Personalization pretty much works only if we gather the right information
Passive Data: This is information that most established sites have access to.
Location - IP sniff and serve up geo-specific recommendations
Device - At Avvo, we are doing this already with responsive design, but there could be more potential for adaptive content.
Previously viewed pages and previous purchases. Foolproof!
Active Data: This is information that we as an industry have been resistant to, but moving ideas away from the friction it may cause to excitement for creating a relationship may help ground ideas to test on a product.
Sign-up questions - Asking users for some demographic info. This can help us build on customer journeys and get to know our users better.
Questionnaires - Asking straight up direct questions that our site would need to perform the service of personalization. There is an opp here to truly create a user “profile” for their current legal situation.
Saving content and/or rating: Goes a step further than related content and previously viewed pages that might not truly reflect their needs.
Usage Data: Nest and Waze are awesome examples of this. Waze has figured out that I leave work at the same time every day, so now it starts with that information if I load it around 5p. Nest learns temperature preferences from morning and night.
Who’s doing it awesomely?
The UX community is constantly talking about Netflix and Spotify in this regard, for good reason. Spotify continues to offer new personalized features that keep users engaged. Netflix serves up super relevant choices.
Here are some more: 11 Examples of Online Personalization You’ll Love
Is there an opportunity to personalize?
Personalization is only possible if the right data is gathered.
Often times, we have some passive data, and can continue with personalization on that front. For example, we can detect you’re on a mobile device, and therefore provide an interface that is easier to interact with on a smaller screen plus larger touchpoint (finger vs. mouse).
The opportunity my team has been identifying are ways to engage and retain users with active data, to create a “profile” (which would offer consumers value) that include signup questions, detailed case questionnaire, ratings, and engagement.
What this could do is create two types of users …
Existing - registered users (those who create accounts for taking action on the site)
New - profile users (those who have created, well, a profile on the site).
Some of the things we're working on ...
Learn and adapt to users, we need to know why that’s important in the first place. Conduct interviews, create user scenarios, and review any existing analytics to determine the most appropriate personalized experience based on user goals.
Collect the user’s available data.
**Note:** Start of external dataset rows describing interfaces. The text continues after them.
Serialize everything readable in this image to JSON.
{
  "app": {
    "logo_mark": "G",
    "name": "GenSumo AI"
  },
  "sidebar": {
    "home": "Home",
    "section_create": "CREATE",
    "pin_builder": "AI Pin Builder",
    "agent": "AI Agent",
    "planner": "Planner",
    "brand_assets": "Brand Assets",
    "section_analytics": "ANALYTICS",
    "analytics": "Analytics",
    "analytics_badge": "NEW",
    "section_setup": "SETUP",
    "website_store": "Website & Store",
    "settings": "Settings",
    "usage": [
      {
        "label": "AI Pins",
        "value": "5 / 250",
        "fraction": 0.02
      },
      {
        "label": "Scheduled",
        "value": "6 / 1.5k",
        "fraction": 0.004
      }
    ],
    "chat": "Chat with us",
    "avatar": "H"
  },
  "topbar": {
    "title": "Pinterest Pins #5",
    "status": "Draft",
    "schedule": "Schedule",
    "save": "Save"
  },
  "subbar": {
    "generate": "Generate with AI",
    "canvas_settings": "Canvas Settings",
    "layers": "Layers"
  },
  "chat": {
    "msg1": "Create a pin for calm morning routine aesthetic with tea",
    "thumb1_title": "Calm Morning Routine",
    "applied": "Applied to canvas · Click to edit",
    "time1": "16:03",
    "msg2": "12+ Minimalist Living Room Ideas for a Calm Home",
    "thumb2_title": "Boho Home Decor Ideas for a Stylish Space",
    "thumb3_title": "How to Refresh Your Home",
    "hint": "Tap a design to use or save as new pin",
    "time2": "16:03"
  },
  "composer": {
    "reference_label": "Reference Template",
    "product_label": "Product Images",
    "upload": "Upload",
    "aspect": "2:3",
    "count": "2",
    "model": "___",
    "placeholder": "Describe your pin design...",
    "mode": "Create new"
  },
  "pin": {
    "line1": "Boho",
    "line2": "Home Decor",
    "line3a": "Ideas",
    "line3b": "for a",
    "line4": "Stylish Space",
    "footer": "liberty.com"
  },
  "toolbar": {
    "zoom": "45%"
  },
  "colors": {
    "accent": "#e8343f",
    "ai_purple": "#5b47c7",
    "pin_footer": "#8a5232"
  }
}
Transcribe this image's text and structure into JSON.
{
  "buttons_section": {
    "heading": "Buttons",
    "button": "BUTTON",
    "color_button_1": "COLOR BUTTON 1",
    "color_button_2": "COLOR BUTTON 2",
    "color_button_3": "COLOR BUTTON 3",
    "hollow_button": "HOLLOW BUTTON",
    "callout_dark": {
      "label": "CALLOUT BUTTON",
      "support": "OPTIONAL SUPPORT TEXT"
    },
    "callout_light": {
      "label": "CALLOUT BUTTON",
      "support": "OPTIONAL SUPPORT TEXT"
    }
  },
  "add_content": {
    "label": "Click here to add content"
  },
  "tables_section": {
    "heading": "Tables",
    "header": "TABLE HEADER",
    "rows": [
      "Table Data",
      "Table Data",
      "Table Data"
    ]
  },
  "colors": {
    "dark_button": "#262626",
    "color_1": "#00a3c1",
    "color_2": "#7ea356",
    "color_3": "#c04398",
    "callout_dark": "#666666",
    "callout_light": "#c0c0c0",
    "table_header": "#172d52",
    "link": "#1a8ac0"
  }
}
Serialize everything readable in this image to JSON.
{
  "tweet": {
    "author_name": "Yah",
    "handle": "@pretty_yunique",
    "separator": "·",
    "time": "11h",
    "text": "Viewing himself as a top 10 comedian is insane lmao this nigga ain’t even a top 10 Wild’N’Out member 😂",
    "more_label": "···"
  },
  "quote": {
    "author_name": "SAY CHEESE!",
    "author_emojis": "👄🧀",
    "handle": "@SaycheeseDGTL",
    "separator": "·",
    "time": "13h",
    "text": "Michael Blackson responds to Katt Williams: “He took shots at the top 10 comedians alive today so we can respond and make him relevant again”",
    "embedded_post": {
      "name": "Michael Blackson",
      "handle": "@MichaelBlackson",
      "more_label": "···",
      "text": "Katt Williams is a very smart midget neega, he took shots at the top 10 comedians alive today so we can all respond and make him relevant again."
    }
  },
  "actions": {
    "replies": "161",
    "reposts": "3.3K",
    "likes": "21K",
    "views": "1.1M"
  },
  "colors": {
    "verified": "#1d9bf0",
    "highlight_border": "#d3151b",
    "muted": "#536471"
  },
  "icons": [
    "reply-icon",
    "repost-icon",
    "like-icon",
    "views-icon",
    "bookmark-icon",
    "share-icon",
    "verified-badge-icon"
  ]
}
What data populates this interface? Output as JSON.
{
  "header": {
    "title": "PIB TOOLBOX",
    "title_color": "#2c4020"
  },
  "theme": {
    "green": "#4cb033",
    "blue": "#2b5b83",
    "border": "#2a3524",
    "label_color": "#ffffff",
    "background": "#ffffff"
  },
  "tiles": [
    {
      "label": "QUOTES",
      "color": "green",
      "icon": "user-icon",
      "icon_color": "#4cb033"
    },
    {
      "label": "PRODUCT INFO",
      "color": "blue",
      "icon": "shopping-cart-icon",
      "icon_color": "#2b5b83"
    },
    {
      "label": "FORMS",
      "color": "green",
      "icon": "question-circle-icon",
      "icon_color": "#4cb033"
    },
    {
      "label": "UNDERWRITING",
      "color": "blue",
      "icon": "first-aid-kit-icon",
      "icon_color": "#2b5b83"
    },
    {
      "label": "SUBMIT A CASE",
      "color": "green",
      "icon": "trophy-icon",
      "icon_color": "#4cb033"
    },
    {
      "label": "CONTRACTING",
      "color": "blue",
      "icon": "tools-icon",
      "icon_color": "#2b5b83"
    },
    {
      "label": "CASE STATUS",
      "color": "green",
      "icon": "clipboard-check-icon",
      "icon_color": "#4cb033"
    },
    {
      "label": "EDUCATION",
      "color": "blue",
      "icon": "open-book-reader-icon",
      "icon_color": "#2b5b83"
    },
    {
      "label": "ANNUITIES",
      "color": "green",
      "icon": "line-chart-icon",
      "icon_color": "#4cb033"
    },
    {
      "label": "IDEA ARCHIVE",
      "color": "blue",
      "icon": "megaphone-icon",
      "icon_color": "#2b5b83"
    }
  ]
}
This is primarily a technical endeavor that tries to capture information about devices, search histories, browsing/clicking behavior, IP address, etc.
Create advanced user segments based on data and customer journeys. Contextualization is all about applying user empathy to data analysis.
Being super overt about asking for personal information from users to help form their experience and boost account creation.
This is just an overview of what I’ve been thinking through on the topic.
If personalization in UX strategy is a topic you have an interest in, or know someone who does, please connect! I’d love to learn from other people’s experience!
My name is Puja, and I'm on the User Experience team at Avvo.com, the #1 site to find a lawyer. At Avvo, we provide people with detailed information on lawyers and legal issues so that they can make the choices that are right for them.